Horton said Carroll officials pressured him into surrendering the vast majority of his dogs even though his permit allows him to keep 500.
“They made it sound like it was the only option I had,” he said. “They just kind of overpowered me with their authority.”
Horton said he could have sold all the dogs within several weeks if authorities had given him a chance. He said the dogs he surrendered could have brought $4,000 to $5,000. Even though Horton is giving up 1,000 dogs, he has negotiated with the county to keep more than 100.
“I think I’ll be all right once the county gets satisfied. But we had too many dogs, we know that,” Horton said.
Although the dogs had spent their entire live in cages, most appeared to be healthy although there was some biters said John Snyder, the Humane Society’s vice president for companion animals.
“Like many puppy mill animals that spend their entire lives in cages, they’re not socialized. They may not be animals that we can handle. They may require behavior assessment and training to see if we can make them come back from years of not being touched and just being a breeding machine,” said Snyder.
“They use the word ‘puppy mill’. That’s just a cop out. They do that to gain publicity.” said Horton.
But when asked if it was a ‘puppy mill’ he said, “Well, I guess it is. That’s what they deemed it as. But we’re a proud puppy mill, I guess.”
The HSUS’s five-month, undercover investigation into Virginia puppy mills was the catalyst for this rescue. When Virginia Partnership for Animal Welfare and Support (VA PAWS) showed Carroll County officials The HSUS’s footage, they confronted the puppy mill owner with evidence and set the rescue in motion. VA PAWS continues to work with county officials as part of the rescue effort.
“This is an inevitable consequence of an out-of-control and irresponsible industry,” said Wayne Pacelle, HSUS President and CEO. “Dogs are suffering because of this. We are really surprised at the scope of large scale commercial breeding operations in Virginia.”
Now that the dogs have been rescued and have been and are being vetted, the next big job is getting them to shelters and rescues where they can find good homes.
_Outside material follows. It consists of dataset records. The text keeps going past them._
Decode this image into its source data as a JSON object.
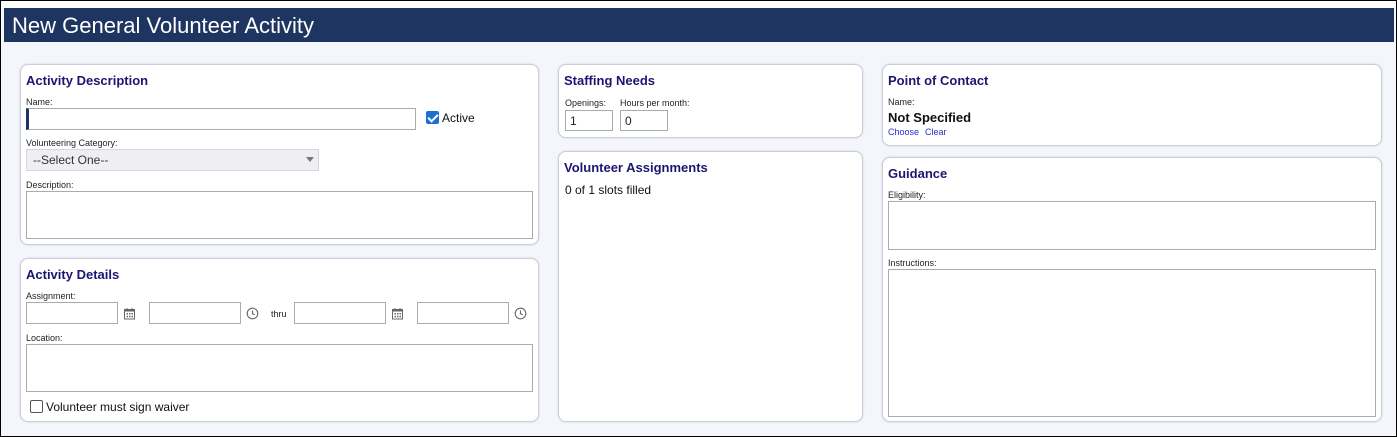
{
  "page": {
    "title": "New General Volunteer Activity"
  },
  "activity_description": {
    "heading": "Activity Description",
    "name_label": "Name:",
    "name_value": "",
    "active_label": "Active",
    "active_checked": true,
    "category_label": "Volunteering Category:",
    "category_selected": "--Select One--",
    "description_label": "Description:",
    "description_value": ""
  },
  "activity_details": {
    "heading": "Activity Details",
    "assignment_label": "Assignment:",
    "thru_label": "thru",
    "start_date": "",
    "start_time": "",
    "end_date": "",
    "end_time": "",
    "location_label": "Location:",
    "location_value": "",
    "waiver_label": "Volunteer must sign waiver",
    "waiver_checked": false
  },
  "staffing_needs": {
    "heading": "Staffing Needs",
    "openings_label": "Openings:",
    "openings_value": "1",
    "hours_label": "Hours per month:",
    "hours_value": "0"
  },
  "volunteer_assignments": {
    "heading": "Volunteer Assignments",
    "status": "0 of 1 slots filled"
  },
  "point_of_contact": {
    "heading": "Point of Contact",
    "name_label": "Name:",
    "name_value": "Not Specified",
    "choose_link": "Choose",
    "clear_link": "Clear"
  },
  "guidance": {
    "heading": "Guidance",
    "eligibility_label": "Eligibility:",
    "eligibility_value": "",
    "instructions_label": "Instructions:",
    "instructions_value": ""
  },
  "colors": {
    "title_bar": "#1f3561",
    "heading_text": "#1c1670",
    "checkbox_accent": "#1f6fd1",
    "link": "#2a2ad0"
  },
  "icons": {
    "date_picker": "calendar-icon",
    "time_picker": "clock-icon"
  }
}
The dogs are going to shelters all over the east coast to be readied for adoption.
The Orange County Animal Shelter took in 25 dogs seized from the Hillsville Puppy Mill in Carroll County, Va. They have Jack Russell terriers, shih-tzus, malteses, poodles and “puggles,” pug and beagle mixes. Althought the dogs will need to undergo evaluation and all may not be adoptable, they hope to be able to start adopting the dogs out later this week.
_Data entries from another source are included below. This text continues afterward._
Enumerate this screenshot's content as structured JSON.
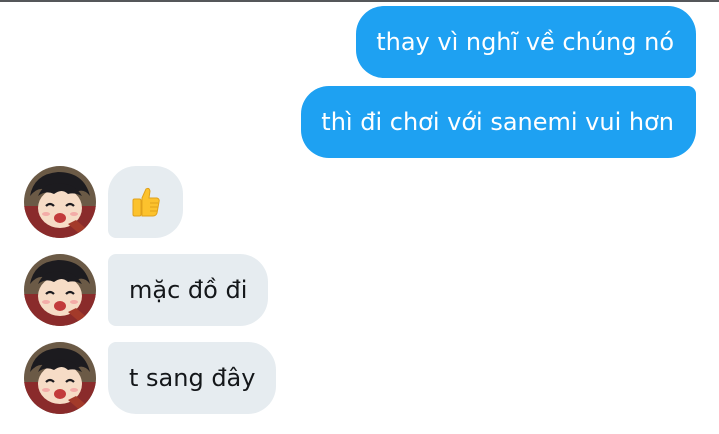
{
  "thread": {
    "outgoing": [
      {
        "text": "thay vì nghĩ về chúng nó"
      },
      {
        "text": "thì đi chơi với sanemi vui hơn"
      }
    ],
    "incoming": [
      {
        "text": "",
        "icon": "thumbs-up-emoji-icon"
      },
      {
        "text": "mặc đồ đi"
      },
      {
        "text": "t sang đây"
      }
    ]
  },
  "colors": {
    "outgoing_bubble": "#1ea1f2",
    "incoming_bubble": "#e6ecf0",
    "incoming_text": "#14171a"
  }
}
“Our hope is to have some of the animals available for adoption late next week,” shelter manager Jess Allison said Friday between examining a 3-year-old poodle and a Maltese puppy. She asks the no one call about the dogs until after Tuesday to give them time to evaluate and get the dogs prepared.
Below is a list of some other shelters who have taken some of the puppy mills dogs;
- Virginia Partnership for Animal Welfare and Support (VA PAWS); Christiansburg www.vapaws.org
- Angels of Assisi; Roanoke www.angelsofassisi.org
- Dalmatian Rescue of Southwest Virginia; Elliston www.drswv.com
- Floyd County Humane Society; Floyd www.nrvanimalshelters.com/Floyd
- Danville Humane Society; Danville www.dahsinc.com/dnn/
- SPCA Martinsville-Henry County; Martinsville http://www.spcamhc.org/
- Richmond SPCA; Richmond www.richmondspca.org/site/PageServer
Please check their websites for any information before calling. Most of these shelters are just being beseiged with calls already.
Carroll Sheriff H. Warren Manning said that the matter has been referred to the commonwealth’s attorney. A decision on whether to file criminal charges against Horton is expected within a few weeks.
Animal welfare advocates say that puppy mills — unlicensed, illegal facilities that breed large numbers of purebred puppies — have proliferated as demand has increased and dogs have become easier to buy, over the Internet or through newspaper ads.
“It’s a huge problem,” said Tara deNicolas, a spokeswoman for the Washington Humane Society.